→ **WHAT IS EXPECTED**
Count how many lines of the data include the string "name", then say that number and stop.

→ **PROVIDED MATERIAL**
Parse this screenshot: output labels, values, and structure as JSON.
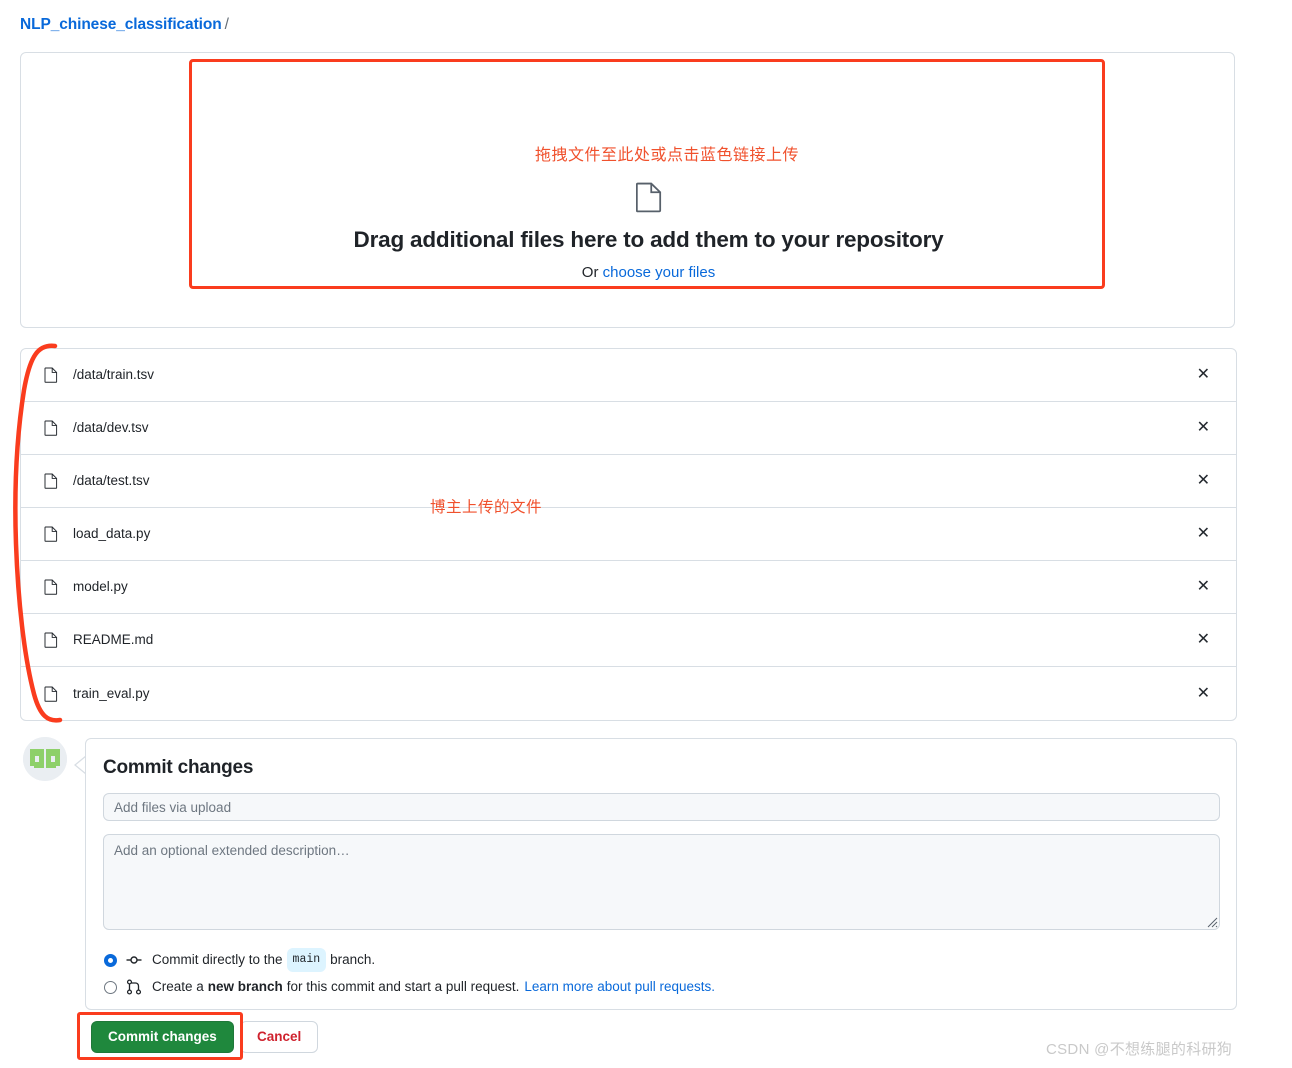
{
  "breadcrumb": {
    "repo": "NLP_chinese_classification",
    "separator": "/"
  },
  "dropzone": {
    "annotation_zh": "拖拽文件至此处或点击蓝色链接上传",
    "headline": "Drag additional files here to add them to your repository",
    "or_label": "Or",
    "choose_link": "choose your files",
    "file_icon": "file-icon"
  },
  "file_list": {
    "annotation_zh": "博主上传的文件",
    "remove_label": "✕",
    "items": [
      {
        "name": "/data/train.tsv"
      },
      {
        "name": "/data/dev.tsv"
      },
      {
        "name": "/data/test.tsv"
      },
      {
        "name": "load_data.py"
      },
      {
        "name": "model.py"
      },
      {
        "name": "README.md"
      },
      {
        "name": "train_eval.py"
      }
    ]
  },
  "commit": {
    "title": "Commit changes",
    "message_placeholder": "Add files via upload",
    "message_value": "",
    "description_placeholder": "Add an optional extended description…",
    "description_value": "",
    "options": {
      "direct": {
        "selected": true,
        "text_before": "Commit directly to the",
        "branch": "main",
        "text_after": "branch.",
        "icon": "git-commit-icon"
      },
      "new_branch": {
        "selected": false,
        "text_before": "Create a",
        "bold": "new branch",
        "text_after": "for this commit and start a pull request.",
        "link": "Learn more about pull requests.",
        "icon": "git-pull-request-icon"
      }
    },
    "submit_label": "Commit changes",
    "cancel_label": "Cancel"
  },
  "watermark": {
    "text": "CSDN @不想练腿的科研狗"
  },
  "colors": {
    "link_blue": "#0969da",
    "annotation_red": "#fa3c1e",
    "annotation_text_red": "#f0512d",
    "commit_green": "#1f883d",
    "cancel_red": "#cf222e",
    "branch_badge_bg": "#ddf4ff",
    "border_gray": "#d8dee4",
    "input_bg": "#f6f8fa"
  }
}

→ **SOLUTION TO THIS PROBLEM**
7